Effects of In-Vehicle Information Systems (IVIS) Tasks on the Information Processing Demands of a Commercial Vehicle Operations (CVO) Driver
MetadataShow full item record

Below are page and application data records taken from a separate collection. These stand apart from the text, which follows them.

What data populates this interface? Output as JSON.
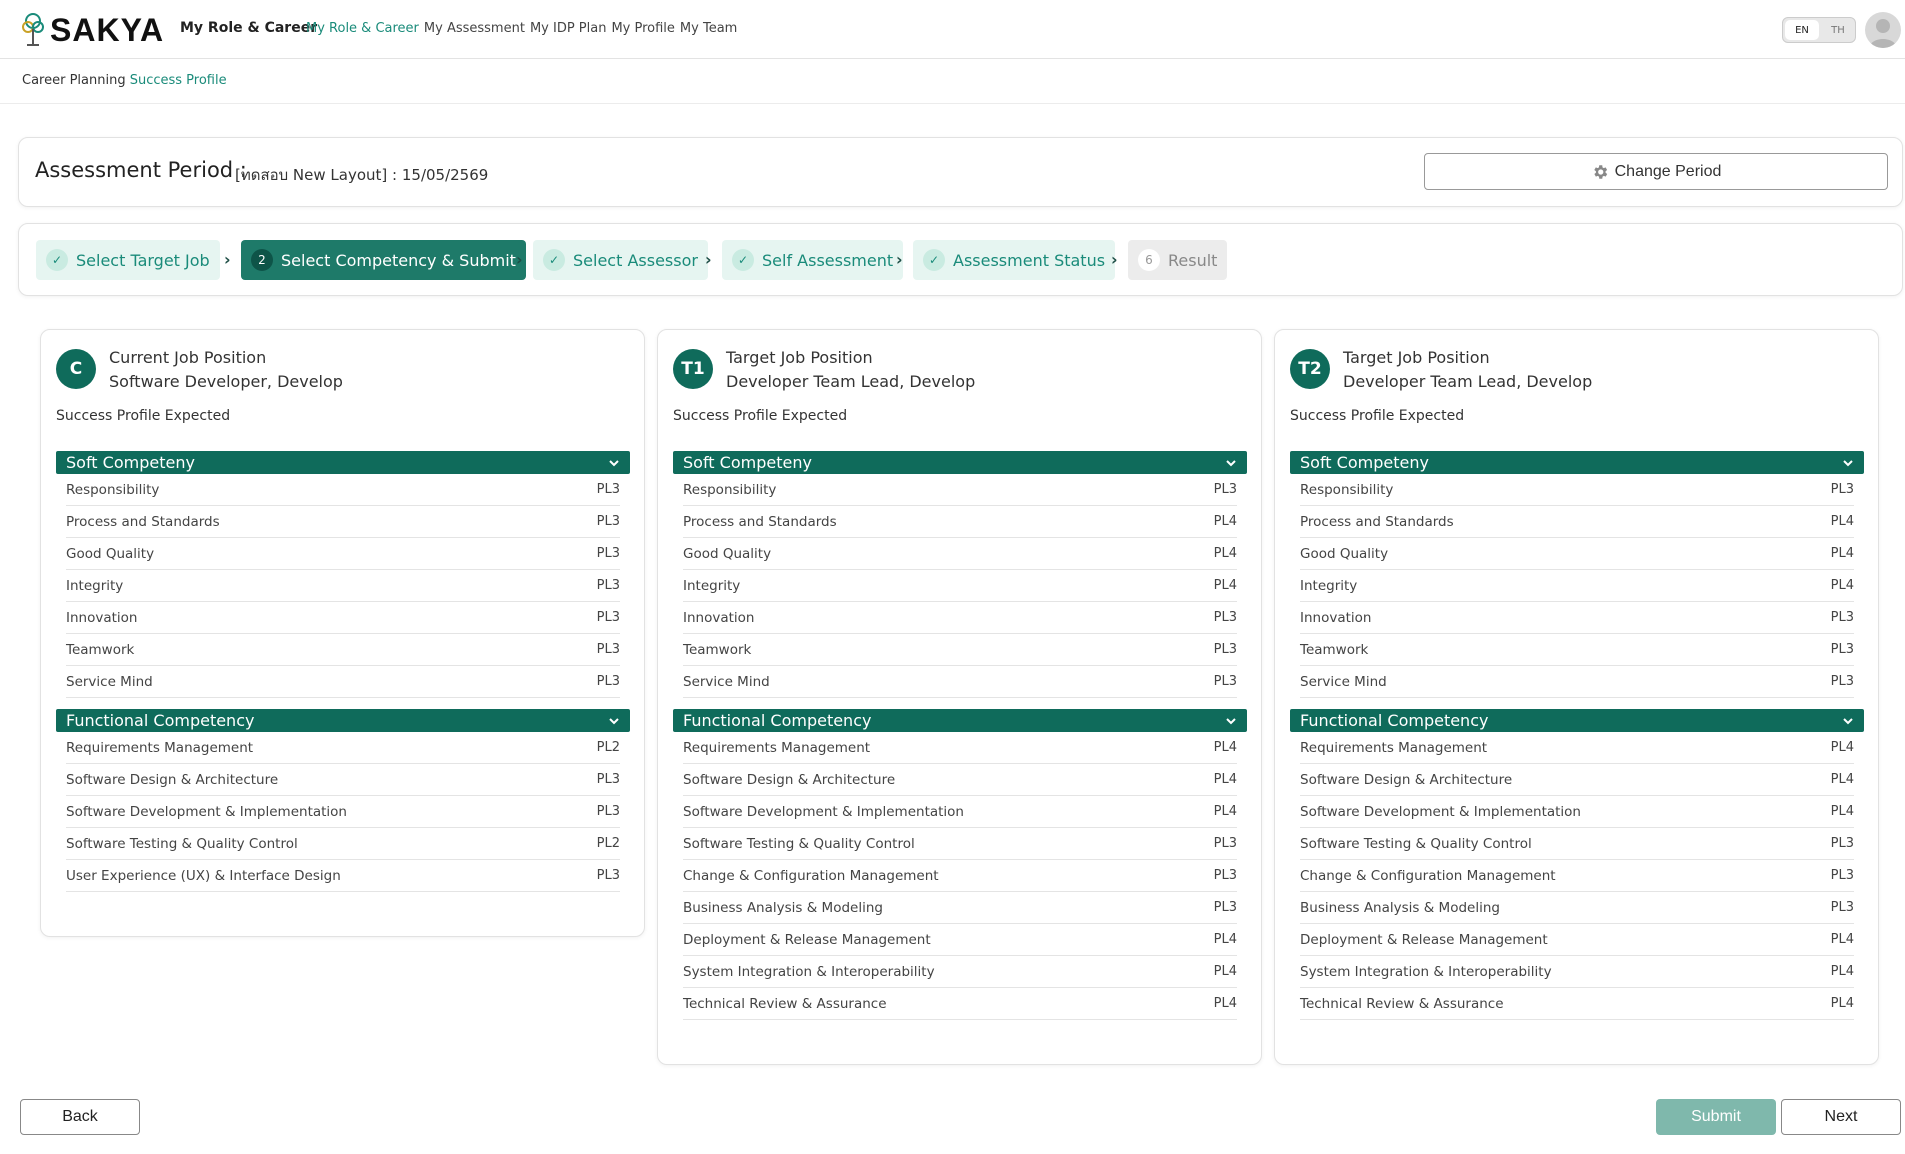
{
  "header": {
    "logo_text": "SAKYA",
    "brand": "My Role & Career",
    "nav": [
      {
        "label": "My Role & Career",
        "active": true
      },
      {
        "label": "My Assessment",
        "active": false
      },
      {
        "label": "My IDP Plan",
        "active": false
      },
      {
        "label": "My Profile",
        "active": false
      },
      {
        "label": "My Team",
        "active": false
      }
    ],
    "lang": {
      "en": "EN",
      "th": "TH",
      "selected": "EN"
    },
    "avatar_icon": "user-avatar-icon"
  },
  "breadcrumb": {
    "parent": "Career Planning",
    "current": "Success Profile"
  },
  "period": {
    "title": "Assessment Period :",
    "value": "[ทดสอบ New Layout] : 15/05/2569",
    "change_label": "Change Period",
    "change_icon": "gear-icon"
  },
  "steps": [
    {
      "label": "Select Target Job",
      "status": "done",
      "badge": ""
    },
    {
      "label": "Select Competency & Submit",
      "status": "current",
      "badge": "2"
    },
    {
      "label": "Select Assessor",
      "status": "done",
      "badge": ""
    },
    {
      "label": "Self Assessment",
      "status": "done",
      "badge": ""
    },
    {
      "label": "Assessment Status",
      "status": "done",
      "badge": ""
    },
    {
      "label": "Result",
      "status": "pending",
      "badge": "6"
    }
  ],
  "columns": [
    {
      "badge": "C",
      "label": "Current Job Position",
      "job": "Software Developer, Develop",
      "sub": "Success Profile Expected",
      "soft_title": "Soft Competeny",
      "soft": [
        {
          "name": "Responsibility",
          "level": "PL3"
        },
        {
          "name": "Process and Standards",
          "level": "PL3"
        },
        {
          "name": "Good Quality",
          "level": "PL3"
        },
        {
          "name": "Integrity",
          "level": "PL3"
        },
        {
          "name": "Innovation",
          "level": "PL3"
        },
        {
          "name": "Teamwork",
          "level": "PL3"
        },
        {
          "name": "Service Mind",
          "level": "PL3"
        }
      ],
      "func_title": "Functional Competency",
      "functional": [
        {
          "name": "Requirements Management",
          "level": "PL2"
        },
        {
          "name": "Software Design & Architecture",
          "level": "PL3"
        },
        {
          "name": "Software Development & Implementation",
          "level": "PL3"
        },
        {
          "name": "Software Testing & Quality Control",
          "level": "PL2"
        },
        {
          "name": "User Experience (UX) & Interface Design",
          "level": "PL3"
        }
      ]
    },
    {
      "badge": "T1",
      "label": "Target Job Position",
      "job": "Developer Team Lead, Develop",
      "sub": "Success Profile Expected",
      "soft_title": "Soft Competeny",
      "soft": [
        {
          "name": "Responsibility",
          "level": "PL3"
        },
        {
          "name": "Process and Standards",
          "level": "PL4"
        },
        {
          "name": "Good Quality",
          "level": "PL4"
        },
        {
          "name": "Integrity",
          "level": "PL4"
        },
        {
          "name": "Innovation",
          "level": "PL3"
        },
        {
          "name": "Teamwork",
          "level": "PL3"
        },
        {
          "name": "Service Mind",
          "level": "PL3"
        }
      ],
      "func_title": "Functional Competency",
      "functional": [
        {
          "name": "Requirements Management",
          "level": "PL4"
        },
        {
          "name": "Software Design & Architecture",
          "level": "PL4"
        },
        {
          "name": "Software Development & Implementation",
          "level": "PL4"
        },
        {
          "name": "Software Testing & Quality Control",
          "level": "PL3"
        },
        {
          "name": "Change & Configuration Management",
          "level": "PL3"
        },
        {
          "name": "Business Analysis & Modeling",
          "level": "PL3"
        },
        {
          "name": "Deployment & Release Management",
          "level": "PL4"
        },
        {
          "name": "System Integration & Interoperability",
          "level": "PL4"
        },
        {
          "name": "Technical Review & Assurance",
          "level": "PL4"
        }
      ]
    },
    {
      "badge": "T2",
      "label": "Target Job Position",
      "job": "Developer Team Lead, Develop",
      "sub": "Success Profile Expected",
      "soft_title": "Soft Competeny",
      "soft": [
        {
          "name": "Responsibility",
          "level": "PL3"
        },
        {
          "name": "Process and Standards",
          "level": "PL4"
        },
        {
          "name": "Good Quality",
          "level": "PL4"
        },
        {
          "name": "Integrity",
          "level": "PL4"
        },
        {
          "name": "Innovation",
          "level": "PL3"
        },
        {
          "name": "Teamwork",
          "level": "PL3"
        },
        {
          "name": "Service Mind",
          "level": "PL3"
        }
      ],
      "func_title": "Functional Competency",
      "functional": [
        {
          "name": "Requirements Management",
          "level": "PL4"
        },
        {
          "name": "Software Design & Architecture",
          "level": "PL4"
        },
        {
          "name": "Software Development & Implementation",
          "level": "PL4"
        },
        {
          "name": "Software Testing & Quality Control",
          "level": "PL3"
        },
        {
          "name": "Change & Configuration Management",
          "level": "PL3"
        },
        {
          "name": "Business Analysis & Modeling",
          "level": "PL3"
        },
        {
          "name": "Deployment & Release Management",
          "level": "PL4"
        },
        {
          "name": "System Integration & Interoperability",
          "level": "PL4"
        },
        {
          "name": "Technical Review & Assurance",
          "level": "PL4"
        }
      ]
    }
  ],
  "footer": {
    "back": "Back",
    "submit": "Submit",
    "next": "Next"
  },
  "colors": {
    "accent": "#0f6b5b",
    "link": "#1a8b7a",
    "submit_disabled": "#7fb8ac"
  }
}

This study was performed with two main goals in mind. The first goal was to understand and predict "red-lines" and "yellow-lines" in terms of what the CVO driver can process without hindering the primary task of driving. The second goal was to collect conventional secondary task data for CVO driving performance. An on-the-road experiment was performed with the help of 12 truck drivers. Type of task, presentation format, information density, and age were the independent variables used in the experiment. The 22 dependent measures collected were grouped into the following categories: eye glance measures, longitudinal driving performance, lateral driving performance, secondary task performance, and subjective assessment. The findings of this study strongly suggest that paragraphs should not be used under any circumstance to present information to the driver while the vehicle is in motion. On the other hand, the Graphics with Icons represent the most appropriate format in which driving instructions and information should be presented for IVIS/CVO tasks. In order to avoid a high visual attention demand to the driver due to a secondary task, only simple search tasks with the most important information shall be presented. Although the suggested format, type of task, and information density represent a higher visual attention demand than a conventional secondary task, these characteristics seem to bind a task with a moderate attentional demand. Other combinations of format, type of task, and information density will cause an increase in the driver's attentional demand that will consequently deteriorate their driving performance causing unsafe driving situations.
Showing items related by title, author, creator and subject.
Lucas, H. (UK: Institute of Development Studies, 1994)This article explains how in many developing countries valuable resources are being spent on national sample surveys that are typically only of marginal utility in the policy making context, while there are possibilities ...
Design and Display of Enhancing Information in Desktop Information-Rich Virtual Environments: Challenges and Techniques Polys, Nicholas F.; Bowman, Doug A. (Department of Computer Science, Virginia Polytechnic Institute & State University, 2003), TR-03-27
An experimental inquiry into the effects of the amount of information, attributed source of the information and situational context on perceived risk in the selection of an attorney Crocker, Kenneth E. (Virginia Polytechnic Institute and State University, 1983)